PROBLEM TO SOLVE
Among the lines of the records, please find those that contain the word "Geometry" and copy them.

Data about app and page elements
......

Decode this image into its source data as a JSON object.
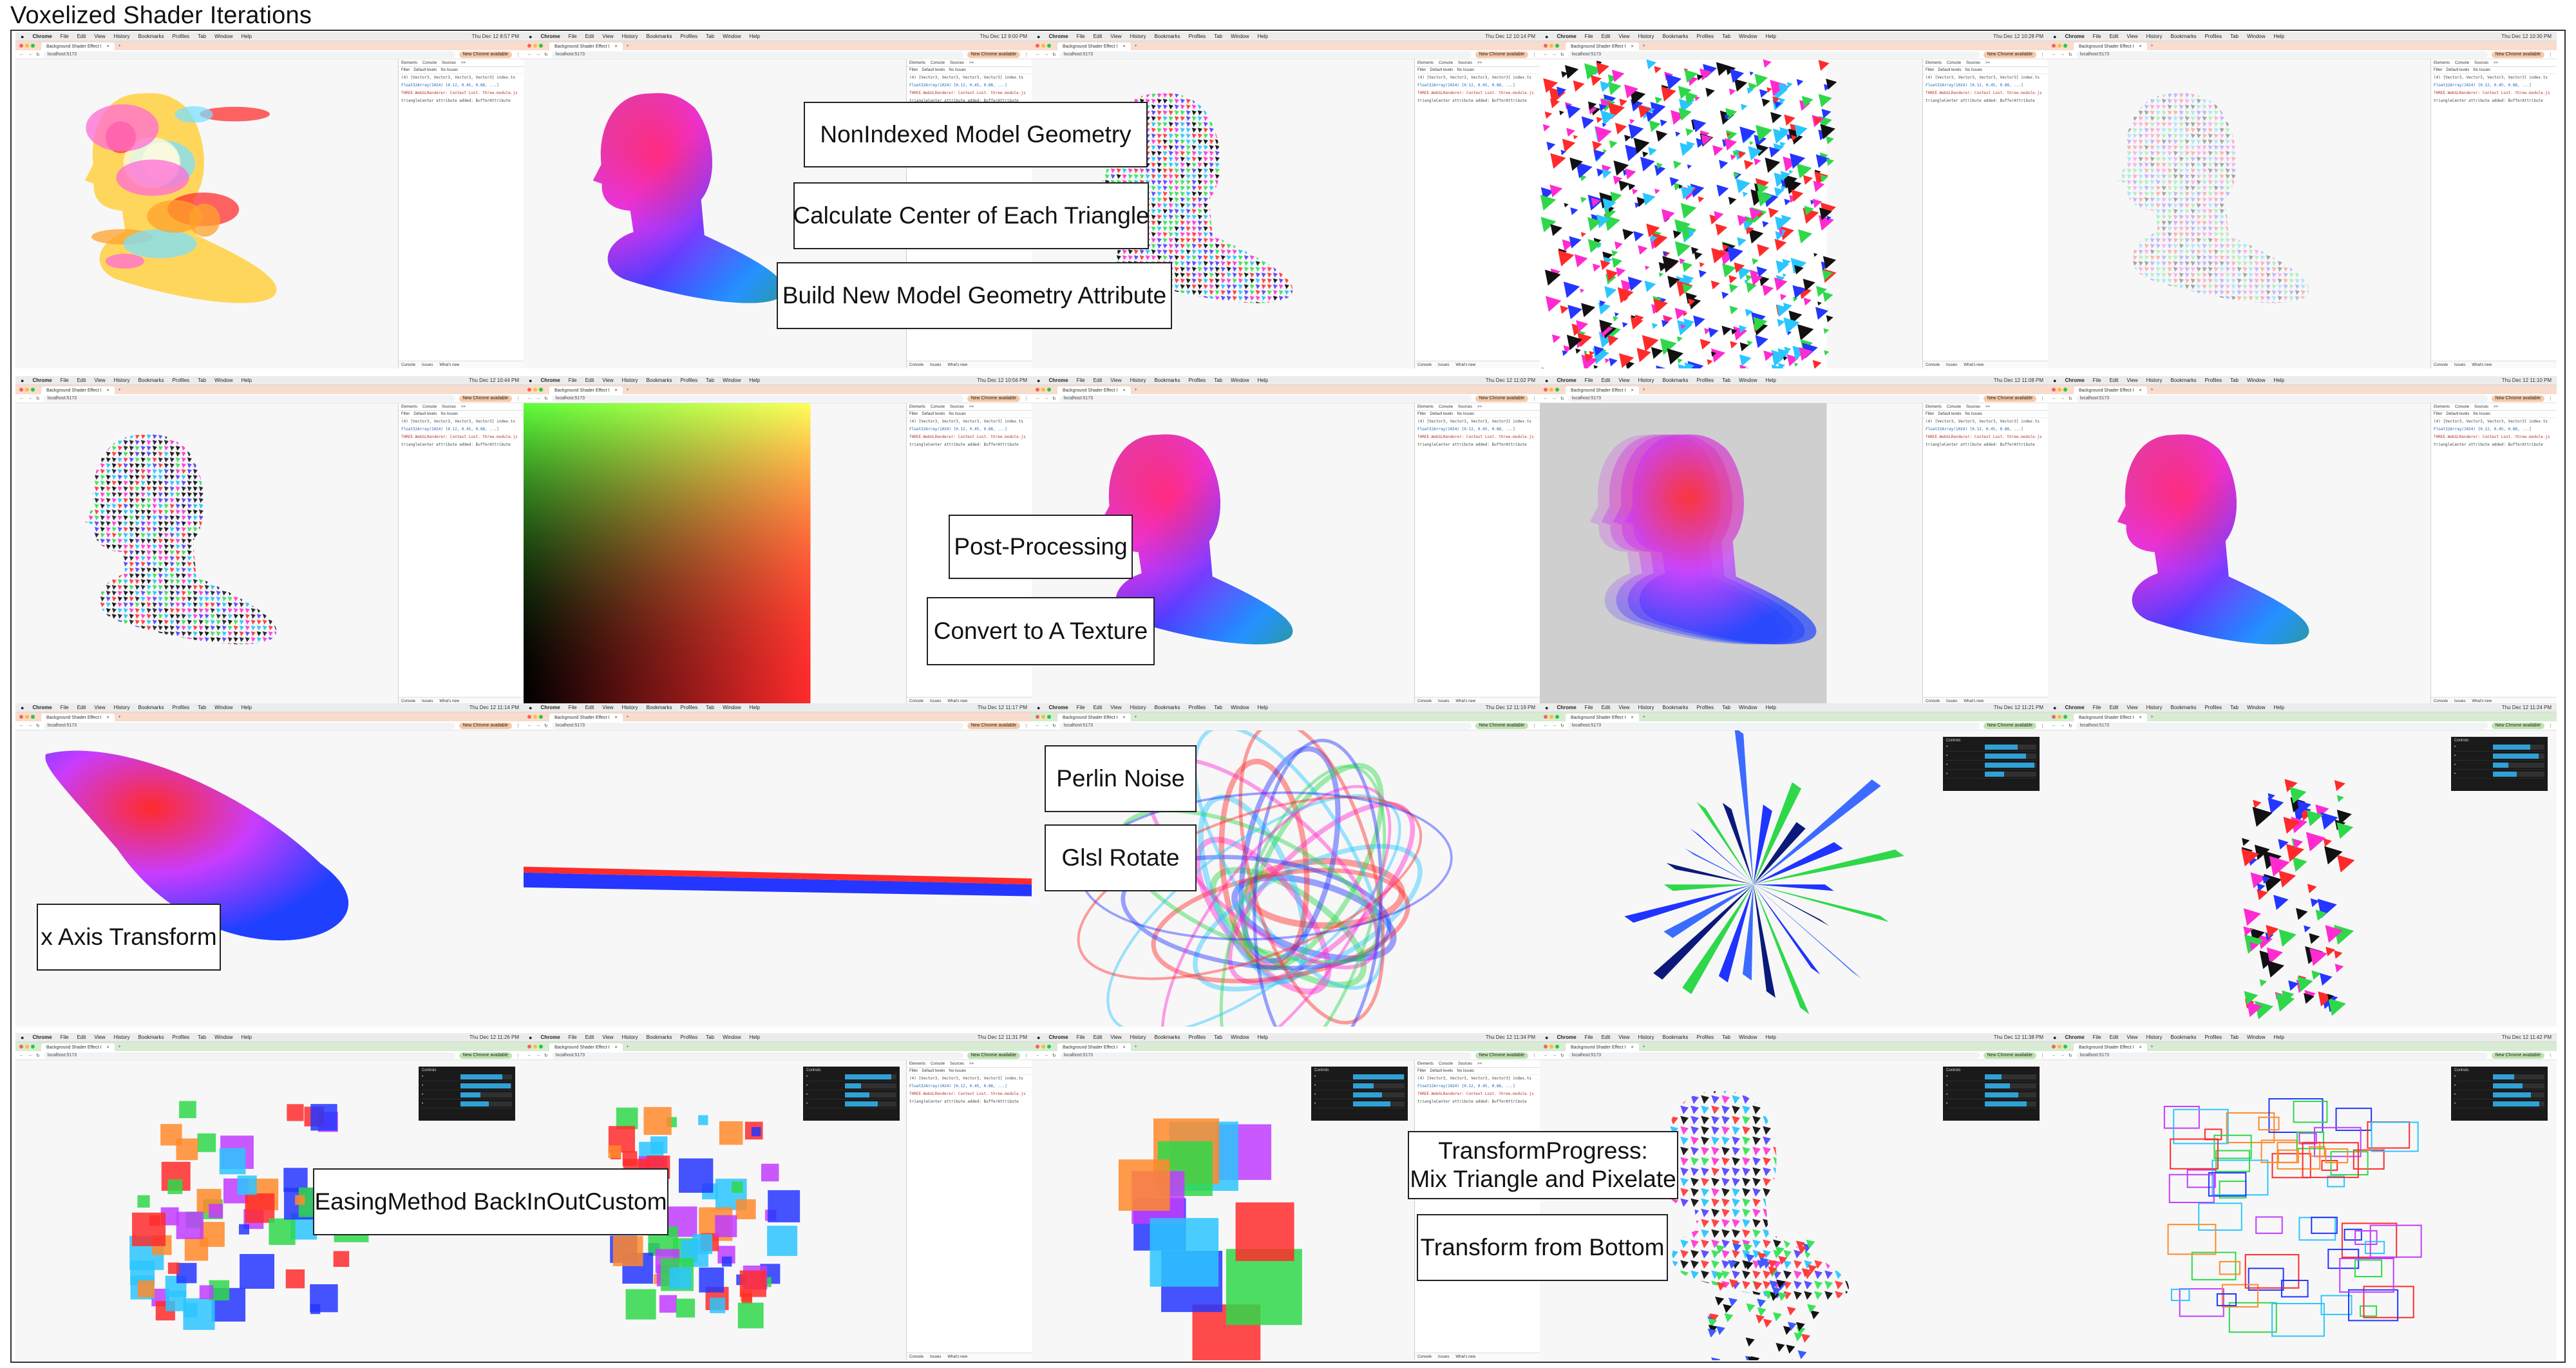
{
  "board": {
    "title": "Voxelized Shader Iterations"
  },
  "browser": {
    "menu_items": [
      "Chrome",
      "File",
      "Edit",
      "View",
      "History",
      "Bookmarks",
      "Profiles",
      "Tab",
      "Window",
      "Help"
    ],
    "tab_title": "Background Shader Effect I",
    "url": "localhost:5173",
    "update_badge": "New Chrome available",
    "devtools_tabs": [
      "Elements",
      "Console",
      "Sources",
      ">>"
    ],
    "devtools_filter": "Filter",
    "default_levels": "Default levels",
    "no_issues": "No Issues",
    "drawer_tabs": [
      "Console",
      "Issues",
      "What's new"
    ],
    "gui_title": "Controls",
    "clocks": [
      "Thu Dec 12 8:57 PM",
      "Thu Dec 12 9:00 PM",
      "Thu Dec 12 10:14 PM",
      "Thu Dec 12 10:28 PM",
      "Thu Dec 12 10:30 PM",
      "Thu Dec 12 10:44 PM",
      "Thu Dec 12 10:56 PM",
      "Thu Dec 12 11:02 PM",
      "Thu Dec 12 11:08 PM",
      "Thu Dec 12 11:10 PM",
      "Thu Dec 12 11:14 PM",
      "Thu Dec 12 11:17 PM",
      "Thu Dec 12 11:19 PM",
      "Thu Dec 12 11:21 PM",
      "Thu Dec 12 11:24 PM",
      "Thu Dec 12 11:26 PM",
      "Thu Dec 12 11:31 PM",
      "Thu Dec 12 11:34 PM",
      "Thu Dec 12 11:38 PM",
      "Thu Dec 12 11:42 PM"
    ],
    "log_lines": [
      "(4) [Vector3, Vector3, Vector3, Vector3] index.ts",
      "Float32Array(1024) [0.12, 0.45, 0.88, ...]",
      "THREE.WebGLRenderer: Context Lost. three.module.js",
      "triangleCenter attribute added: BufferAttribute"
    ]
  },
  "annotations": {
    "nonindexed": "NonIndexed Model Geometry",
    "center": "Calculate Center of Each Triangle",
    "build_attr": "Build New Model Geometry Attribute",
    "post_processing": "Post-Processing",
    "texture": "Convert to A Texture",
    "x_axis": "x Axis Transform",
    "perlin": "Perlin Noise",
    "glsl_rotate": "Glsl Rotate",
    "easing": "EasingMethod BackInOutCustom",
    "transform_progress_1": "TransformProgress:",
    "transform_progress_2": "Mix Triangle and Pixelate",
    "transform_bottom": "Transform from Bottom"
  },
  "colors": {
    "red": "#ff2b2b",
    "green": "#2fd84a",
    "blue": "#2436ff",
    "accent_orange": "#f8dccd",
    "accent_green": "#d7ecd2"
  }
}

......

REPLY
    "nonindexed": "NonIndexed Model Geometry",
    "build_attr": "Build New Model Geometry Attribute",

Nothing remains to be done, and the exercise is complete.